(Chuckles) I miss my family a lot. I visit them every three months.

What is your attitude to life?

I’m a very optimistic person. You know how difficult Lagos can be: heavy traffic, crazy driving, and erratic electricity supply. There are a whole lot of stuffs going on and even with our economy now. But in all, I remain positive. I lose focus on my goals. Being positive opens other doors.

What do you focus on as a writer?

I write poetry and short stories (fables). I do performances like spoken word. I have a blog. I’m reconstructing it to make it user-friendly. Thereafter, I will put up my pieces for people to read. Really, I write almost about anything, even what inspires me.

How soon do you hope to publish your works?

I have a compilation of poems. I’m looking for a publisher. I want to have copies and even if it’s to use it to raise fund, that will be great.

How will you describe your social life?

I think being a queen you have to be someone that is sociable. I’m more homely; unless there is an event I’m called to attend, I’m always reading my book and writing.

From your experience, what should beauty pageant organisers do right to enhance the contest?

Pageant organisers should render as much support as they can. Support is key. If you support the candidate you want to push to the world, you need to have a good backing system, so the candidate doesn’t fail or embarrass the country or the name of the brand. There in Las Vegas, I met other contestants. Take America for instance; at the Olympics, the participants received encouraging messages from their president and all. So, they had that confidence that their country was backing them. That’s all we need here.

What advice do you have for others youths looking for a brighter future?

Some times, we don’t even know what we want. We need to discover that as humans, and then what we want in life will be clearer. Whatever it is you have a passion for, go ahead; a passion that even when no one is paying you for services rendered, you will remain happy. And, of course, ensure to keep your values, morals and strength.

Have you at any point felt tired and wanted out?

(Chuckles) Sometimes, you feel like people are looking too much at you.
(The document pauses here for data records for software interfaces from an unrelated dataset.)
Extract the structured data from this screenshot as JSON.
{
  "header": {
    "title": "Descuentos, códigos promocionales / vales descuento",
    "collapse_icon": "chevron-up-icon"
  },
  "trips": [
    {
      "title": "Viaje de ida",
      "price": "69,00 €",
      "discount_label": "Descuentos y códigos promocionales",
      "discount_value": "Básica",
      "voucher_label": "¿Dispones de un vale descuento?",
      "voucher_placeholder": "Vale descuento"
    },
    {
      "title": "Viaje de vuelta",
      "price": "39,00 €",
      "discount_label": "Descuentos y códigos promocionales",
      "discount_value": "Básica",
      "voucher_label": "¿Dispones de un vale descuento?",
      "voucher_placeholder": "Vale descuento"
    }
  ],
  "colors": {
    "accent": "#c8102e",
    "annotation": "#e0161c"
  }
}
You want it all to stop so you can go back to that your quiet corner. But I think you get out of it.